Living conditions for Yemeni refugees vary in the narrow alleys of large Egyptian cities, some are displaced by the hell ripping their country apart, while some are "stranded" seeking medical attention for critical situations.
Some Yemenis in Egypt are businessmen pumping investments into many fields and others who came years ago in search of jobs and a better life.
Sharing a place and time, Yemenis in Egypt are joined by a common denominator: fear against atrocities brought about by escalating war back home.
Despite bloody conflicts flooding cities in Yemen, the dream of returning home is a national desire held by all Yemenis worldwide which helps them push against difficult living conditions abroad.
Following up the lives of Yemenis in Egypt, Asharq Al-Awsat highlighted some aspects of their daily lives in Cairo and Giza neighborhoods, in addition to their economic and commercial activities.
Yemenis are spread in many Egyptian governorates, most notably Cairo, Alexandria (200 km north of Cairo), Asyut (south of Cairo) and Mansoura in Dakahlia Governorate (Central Delta Egypt).
Yemenis are mostly concentrated in Cairo. Although there are no official Egyptian statistics on the numbers of Yemenis present in Egypt, community leaders estimate them to range from 180,000 to 200,000.
“There are no official statistics on the number of Yemenis present in Egypt, but according to approximated statistics we have, the number was between 180,00 and 200,000 towards the end of 2017," said Fahad al-Ariki, head of the Yemeni community council in Egypt.
“Not over 100,000 were estimated in the 2016 records-- the increase was caused by the refugee influx relocating from Jordan and Sudan.”
Yemenis face problems in Egypt, the most important of which is the need to obtain an entry visa to determine the length of stay—a recently-imposed condition after having not needed an entry visa for over six decades—but Egypt and Yemen had conceded and approved a new system of entry.
According to the agreement signed in March 2015, Yemenis are required to obtain a visa to enter Egyptian embassies in any Arab or European capitals or upon arrival in Egypt, in addition to a residency application that is renewed every six months.
Discussions between Egyptian and Yemeni sides included the exemption of all those over the age of 60 or under the age of 16 from residence fees and renewal delay fines, as well as exemption of holders of diplomatic passports from visa requirement.
Yemeni citizens are granted an advantage over other nationalities by setting up the first six months free of charge. More so, those married women to Egyptian citizens and those with children holding Egyptian nationality are given a long-term annually renewed residency.

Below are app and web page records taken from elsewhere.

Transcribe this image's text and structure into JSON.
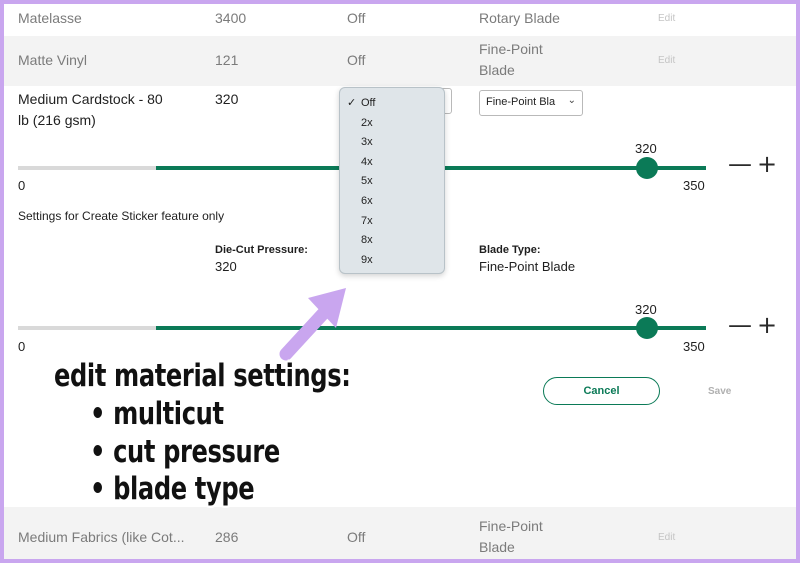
{
  "rows_top": [
    {
      "name": "Matelasse",
      "pressure": "3400",
      "multicut": "Off",
      "blade": "Rotary Blade",
      "edit": "Edit"
    },
    {
      "name": "Matte Vinyl",
      "pressure": "121",
      "multicut": "Off",
      "blade_line1": "Fine-Point",
      "blade_line2": "Blade",
      "edit": "Edit"
    }
  ],
  "editing": {
    "name_line1": "Medium Cardstock - 80",
    "name_line2": "lb (216 gsm)",
    "pressure": "320",
    "blade_select": "Fine-Point Bla",
    "slider1": {
      "value_label": "320",
      "min": "0",
      "max": "350",
      "level": 320
    },
    "sticker_note": "Settings for Create Sticker feature only",
    "die_cut_label": "Die-Cut Pressure:",
    "die_cut_value": "320",
    "blade_type_label": "Blade Type:",
    "blade_type_value": "Fine-Point Blade",
    "slider2": {
      "value_label": "320",
      "min": "0",
      "max": "350",
      "level": 320
    },
    "minus": "—",
    "plus": "+",
    "cancel": "Cancel",
    "save": "Save"
  },
  "multicut_dropdown": {
    "options": [
      "Off",
      "2x",
      "3x",
      "4x",
      "5x",
      "6x",
      "7x",
      "8x",
      "9x"
    ],
    "selected": "Off",
    "check": "✓"
  },
  "row_bottom": {
    "name": "Medium Fabrics (like Cot...",
    "pressure": "286",
    "multicut": "Off",
    "blade_line1": "Fine-Point",
    "blade_line2": "Blade",
    "edit": "Edit"
  },
  "annotation": {
    "title": "edit material settings:",
    "bullets": [
      "multicut",
      "cut pressure",
      "blade type"
    ],
    "bullet_char": "•"
  },
  "colors": {
    "accent": "#0b7a57",
    "frame": "#c9a6ef",
    "arrow": "#c9a6ef"
  }
}
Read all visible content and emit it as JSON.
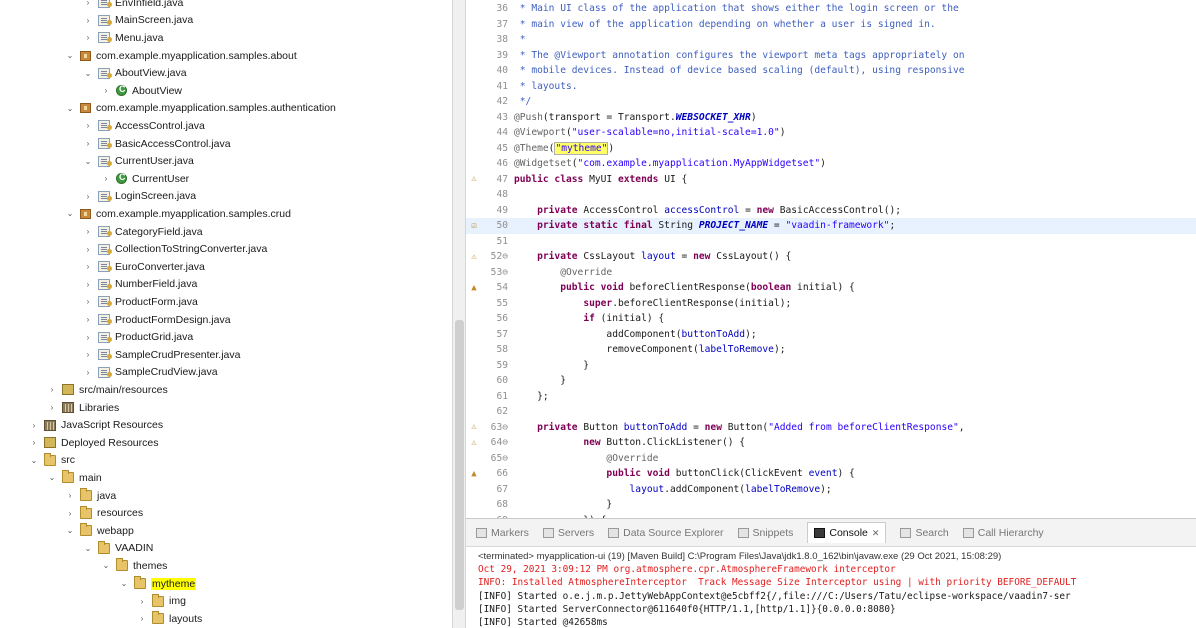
{
  "tree": {
    "rows": [
      {
        "label": "EnvInfield.java",
        "indent": 4,
        "icon": "java",
        "twisty": ">"
      },
      {
        "label": "MainScreen.java",
        "indent": 4,
        "icon": "java",
        "twisty": ">"
      },
      {
        "label": "Menu.java",
        "indent": 4,
        "icon": "java",
        "twisty": ">"
      },
      {
        "label": "com.example.myapplication.samples.about",
        "indent": 3,
        "icon": "pkg",
        "twisty": "v"
      },
      {
        "label": "AboutView.java",
        "indent": 4,
        "icon": "java",
        "twisty": "v"
      },
      {
        "label": "AboutView",
        "indent": 5,
        "icon": "class",
        "twisty": ">"
      },
      {
        "label": "com.example.myapplication.samples.authentication",
        "indent": 3,
        "icon": "pkg",
        "twisty": "v"
      },
      {
        "label": "AccessControl.java",
        "indent": 4,
        "icon": "java",
        "twisty": ">"
      },
      {
        "label": "BasicAccessControl.java",
        "indent": 4,
        "icon": "java",
        "twisty": ">"
      },
      {
        "label": "CurrentUser.java",
        "indent": 4,
        "icon": "java",
        "twisty": "v"
      },
      {
        "label": "CurrentUser",
        "indent": 5,
        "icon": "class",
        "twisty": ">"
      },
      {
        "label": "LoginScreen.java",
        "indent": 4,
        "icon": "java",
        "twisty": ">"
      },
      {
        "label": "com.example.myapplication.samples.crud",
        "indent": 3,
        "icon": "pkg",
        "twisty": "v"
      },
      {
        "label": "CategoryField.java",
        "indent": 4,
        "icon": "java",
        "twisty": ">"
      },
      {
        "label": "CollectionToStringConverter.java",
        "indent": 4,
        "icon": "java",
        "twisty": ">"
      },
      {
        "label": "EuroConverter.java",
        "indent": 4,
        "icon": "java",
        "twisty": ">"
      },
      {
        "label": "NumberField.java",
        "indent": 4,
        "icon": "java",
        "twisty": ">"
      },
      {
        "label": "ProductForm.java",
        "indent": 4,
        "icon": "java",
        "twisty": ">"
      },
      {
        "label": "ProductFormDesign.java",
        "indent": 4,
        "icon": "java",
        "twisty": ">"
      },
      {
        "label": "ProductGrid.java",
        "indent": 4,
        "icon": "java",
        "twisty": ">"
      },
      {
        "label": "SampleCrudPresenter.java",
        "indent": 4,
        "icon": "java",
        "twisty": ">"
      },
      {
        "label": "SampleCrudView.java",
        "indent": 4,
        "icon": "java",
        "twisty": ">"
      },
      {
        "label": "src/main/resources",
        "indent": 2,
        "icon": "res",
        "twisty": ">"
      },
      {
        "label": "Libraries",
        "indent": 2,
        "icon": "lib",
        "twisty": ">"
      },
      {
        "label": "JavaScript Resources",
        "indent": 1,
        "icon": "lib",
        "twisty": ">"
      },
      {
        "label": "Deployed Resources",
        "indent": 1,
        "icon": "res",
        "twisty": ">"
      },
      {
        "label": "src",
        "indent": 1,
        "icon": "folder",
        "twisty": "v"
      },
      {
        "label": "main",
        "indent": 2,
        "icon": "folder",
        "twisty": "v"
      },
      {
        "label": "java",
        "indent": 3,
        "icon": "folder",
        "twisty": ">"
      },
      {
        "label": "resources",
        "indent": 3,
        "icon": "folder",
        "twisty": ">"
      },
      {
        "label": "webapp",
        "indent": 3,
        "icon": "folder",
        "twisty": "v"
      },
      {
        "label": "VAADIN",
        "indent": 4,
        "icon": "folder",
        "twisty": "v"
      },
      {
        "label": "themes",
        "indent": 5,
        "icon": "folder",
        "twisty": "v"
      },
      {
        "label": "mytheme",
        "indent": 6,
        "icon": "folder",
        "twisty": "v",
        "highlight": true
      },
      {
        "label": "img",
        "indent": 7,
        "icon": "folder",
        "twisty": ">"
      },
      {
        "label": "layouts",
        "indent": 7,
        "icon": "folder",
        "twisty": ">"
      }
    ]
  },
  "editor": {
    "lines": [
      {
        "num": "36",
        "marker": "",
        "segs": [
          {
            "t": " * Main UI class of the application that shows either the login screen or the",
            "c": "cm"
          }
        ]
      },
      {
        "num": "37",
        "marker": "",
        "segs": [
          {
            "t": " * main view of the application depending on whether a user is signed in.",
            "c": "cm"
          }
        ]
      },
      {
        "num": "38",
        "marker": "",
        "segs": [
          {
            "t": " *",
            "c": "cm"
          }
        ]
      },
      {
        "num": "39",
        "marker": "",
        "segs": [
          {
            "t": " * The @Viewport annotation configures the viewport meta tags appropriately on",
            "c": "cm"
          }
        ]
      },
      {
        "num": "40",
        "marker": "",
        "segs": [
          {
            "t": " * mobile devices. Instead of device based scaling (default), using responsive",
            "c": "cm"
          }
        ]
      },
      {
        "num": "41",
        "marker": "",
        "segs": [
          {
            "t": " * layouts.",
            "c": "cm"
          }
        ]
      },
      {
        "num": "42",
        "marker": "",
        "segs": [
          {
            "t": " */",
            "c": "cm"
          }
        ]
      },
      {
        "num": "43",
        "marker": "",
        "segs": [
          {
            "t": "@Push",
            "c": "an"
          },
          {
            "t": "(transport = Transport.",
            "c": ""
          },
          {
            "t": "WEBSOCKET_XHR",
            "c": "sfld"
          },
          {
            "t": ")",
            "c": ""
          }
        ]
      },
      {
        "num": "44",
        "marker": "",
        "segs": [
          {
            "t": "@Viewport",
            "c": "an"
          },
          {
            "t": "(",
            "c": ""
          },
          {
            "t": "\"user-scalable=no,initial-scale=1.0\"",
            "c": "st"
          },
          {
            "t": ")",
            "c": ""
          }
        ]
      },
      {
        "num": "45",
        "marker": "",
        "segs": [
          {
            "t": "@Theme",
            "c": "an"
          },
          {
            "t": "(",
            "c": ""
          },
          {
            "t": "\"mytheme\"",
            "c": "st hlbox"
          },
          {
            "t": ")",
            "c": ""
          }
        ]
      },
      {
        "num": "46",
        "marker": "",
        "segs": [
          {
            "t": "@Widgetset",
            "c": "an"
          },
          {
            "t": "(",
            "c": ""
          },
          {
            "t": "\"com.example.myapplication.MyAppWidgetset\"",
            "c": "st"
          },
          {
            "t": ")",
            "c": ""
          }
        ]
      },
      {
        "num": "47",
        "marker": "⚠",
        "segs": [
          {
            "t": "public class ",
            "c": "kw"
          },
          {
            "t": "MyUI ",
            "c": ""
          },
          {
            "t": "extends ",
            "c": "kw"
          },
          {
            "t": "UI {",
            "c": ""
          }
        ]
      },
      {
        "num": "48",
        "marker": "",
        "segs": [
          {
            "t": "",
            "c": ""
          }
        ]
      },
      {
        "num": "49",
        "marker": "",
        "segs": [
          {
            "t": "    ",
            "c": ""
          },
          {
            "t": "private ",
            "c": "kw"
          },
          {
            "t": "AccessControl ",
            "c": ""
          },
          {
            "t": "accessControl",
            "c": "fld"
          },
          {
            "t": " = ",
            "c": ""
          },
          {
            "t": "new ",
            "c": "kw"
          },
          {
            "t": "BasicAccessControl();",
            "c": ""
          }
        ]
      },
      {
        "num": "50",
        "marker": "☑",
        "current": true,
        "segs": [
          {
            "t": "    ",
            "c": ""
          },
          {
            "t": "private static final ",
            "c": "kw"
          },
          {
            "t": "String ",
            "c": ""
          },
          {
            "t": "PROJECT_NAME",
            "c": "sfld"
          },
          {
            "t": " = ",
            "c": ""
          },
          {
            "t": "\"vaadin-framework\"",
            "c": "st"
          },
          {
            "t": ";",
            "c": ""
          }
        ]
      },
      {
        "num": "51",
        "marker": "",
        "segs": [
          {
            "t": "",
            "c": ""
          }
        ]
      },
      {
        "num": "52⊖",
        "marker": "⚠",
        "segs": [
          {
            "t": "    ",
            "c": ""
          },
          {
            "t": "private ",
            "c": "kw"
          },
          {
            "t": "CssLayout ",
            "c": ""
          },
          {
            "t": "layout",
            "c": "fld"
          },
          {
            "t": " = ",
            "c": ""
          },
          {
            "t": "new ",
            "c": "kw"
          },
          {
            "t": "CssLayout() {",
            "c": ""
          }
        ]
      },
      {
        "num": "53⊖",
        "marker": "",
        "segs": [
          {
            "t": "        ",
            "c": ""
          },
          {
            "t": "@Override",
            "c": "an"
          }
        ]
      },
      {
        "num": "54",
        "marker": "▲",
        "segs": [
          {
            "t": "        ",
            "c": ""
          },
          {
            "t": "public void ",
            "c": "kw"
          },
          {
            "t": "beforeClientResponse(",
            "c": ""
          },
          {
            "t": "boolean ",
            "c": "kw"
          },
          {
            "t": "initial) {",
            "c": ""
          }
        ]
      },
      {
        "num": "55",
        "marker": "",
        "segs": [
          {
            "t": "            ",
            "c": ""
          },
          {
            "t": "super",
            "c": "kw"
          },
          {
            "t": ".beforeClientResponse(initial);",
            "c": ""
          }
        ]
      },
      {
        "num": "56",
        "marker": "",
        "segs": [
          {
            "t": "            ",
            "c": ""
          },
          {
            "t": "if ",
            "c": "kw"
          },
          {
            "t": "(initial) {",
            "c": ""
          }
        ]
      },
      {
        "num": "57",
        "marker": "",
        "segs": [
          {
            "t": "                addComponent(",
            "c": ""
          },
          {
            "t": "buttonToAdd",
            "c": "fld"
          },
          {
            "t": ");",
            "c": ""
          }
        ]
      },
      {
        "num": "58",
        "marker": "",
        "segs": [
          {
            "t": "                removeComponent(",
            "c": ""
          },
          {
            "t": "labelToRemove",
            "c": "fld"
          },
          {
            "t": ");",
            "c": ""
          }
        ]
      },
      {
        "num": "59",
        "marker": "",
        "segs": [
          {
            "t": "            }",
            "c": ""
          }
        ]
      },
      {
        "num": "60",
        "marker": "",
        "segs": [
          {
            "t": "        }",
            "c": ""
          }
        ]
      },
      {
        "num": "61",
        "marker": "",
        "segs": [
          {
            "t": "    };",
            "c": ""
          }
        ]
      },
      {
        "num": "62",
        "marker": "",
        "segs": [
          {
            "t": "",
            "c": ""
          }
        ]
      },
      {
        "num": "63⊖",
        "marker": "⚠",
        "segs": [
          {
            "t": "    ",
            "c": ""
          },
          {
            "t": "private ",
            "c": "kw"
          },
          {
            "t": "Button ",
            "c": ""
          },
          {
            "t": "buttonToAdd",
            "c": "fld"
          },
          {
            "t": " = ",
            "c": ""
          },
          {
            "t": "new ",
            "c": "kw"
          },
          {
            "t": "Button(",
            "c": ""
          },
          {
            "t": "\"Added from beforeClientResponse\"",
            "c": "st"
          },
          {
            "t": ",",
            "c": ""
          }
        ]
      },
      {
        "num": "64⊖",
        "marker": "⚠",
        "segs": [
          {
            "t": "            ",
            "c": ""
          },
          {
            "t": "new ",
            "c": "kw"
          },
          {
            "t": "Button.ClickListener() {",
            "c": ""
          }
        ]
      },
      {
        "num": "65⊖",
        "marker": "",
        "segs": [
          {
            "t": "                ",
            "c": ""
          },
          {
            "t": "@Override",
            "c": "an"
          }
        ]
      },
      {
        "num": "66",
        "marker": "▲",
        "segs": [
          {
            "t": "                ",
            "c": ""
          },
          {
            "t": "public void ",
            "c": "kw"
          },
          {
            "t": "buttonClick(ClickEvent ",
            "c": ""
          },
          {
            "t": "event",
            "c": "fld"
          },
          {
            "t": ") {",
            "c": ""
          }
        ]
      },
      {
        "num": "67",
        "marker": "",
        "segs": [
          {
            "t": "                    ",
            "c": ""
          },
          {
            "t": "layout",
            "c": "fld"
          },
          {
            "t": ".addComponent(",
            "c": ""
          },
          {
            "t": "labelToRemove",
            "c": "fld"
          },
          {
            "t": ");",
            "c": ""
          }
        ]
      },
      {
        "num": "68",
        "marker": "",
        "segs": [
          {
            "t": "                }",
            "c": ""
          }
        ]
      },
      {
        "num": "69",
        "marker": "",
        "segs": [
          {
            "t": "            }) {",
            "c": ""
          }
        ]
      }
    ]
  },
  "console": {
    "tabs": [
      {
        "label": "Markers",
        "active": false
      },
      {
        "label": "Servers",
        "active": false
      },
      {
        "label": "Data Source Explorer",
        "active": false
      },
      {
        "label": "Snippets",
        "active": false
      },
      {
        "label": "Console",
        "active": true
      },
      {
        "label": "Search",
        "active": false
      },
      {
        "label": "Call Hierarchy",
        "active": false
      }
    ],
    "lines": [
      {
        "text": "<terminated> myapplication-ui (19) [Maven Build] C:\\Program Files\\Java\\jdk1.8.0_162\\bin\\javaw.exe (29 Oct 2021, 15:08:29)",
        "kind": "term"
      },
      {
        "text": "Oct 29, 2021 3:09:12 PM org.atmosphere.cpr.AtmosphereFramework interceptor",
        "kind": "red"
      },
      {
        "text": "INFO: Installed AtmosphereInterceptor  Track Message Size Interceptor using | with priority BEFORE_DEFAULT",
        "kind": "red"
      },
      {
        "text": "[INFO] Started o.e.j.m.p.JettyWebAppContext@e5cbff2{/,file:///C:/Users/Tatu/eclipse-workspace/vaadin7-ser",
        "kind": "black"
      },
      {
        "text": "[INFO] Started ServerConnector@611640f0{HTTP/1.1,[http/1.1]}{0.0.0.0:8080}",
        "kind": "black"
      },
      {
        "text": "[INFO] Started @42658ms",
        "kind": "black"
      }
    ]
  }
}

Yemenis who own apartments worth over $50,000 and their first-class relatives are granted renewable annual residence as well.
Students in Egyptian schools, universities and institutes and their first-class relatives are granted renewable annual residence until the completion of their studies.
Those who run businesses or a commercial record along with their first-class relatives are also given a renewed annual residence—while investors, through the General Investment Authority and their first-class relatives are granted a five-year renewable residency.
At the start of the unrest in Yemen, many of those displaced lived in high-end neighborhoods, such as Mohandessin, Zamalek and Agouza, but as the crisis stretched with ever-wasting savings, most of them went to common neighborhoods like Faisal and Haram.
The majority of Yemenis in Egypt rely on aid and assistance from their relatives and families abroad, while some have humble commercial projects, such as Yemeni restaurants and shops. Foreign remittances are the main source of income for the majority of those who have run out of savings to retain a basic life style.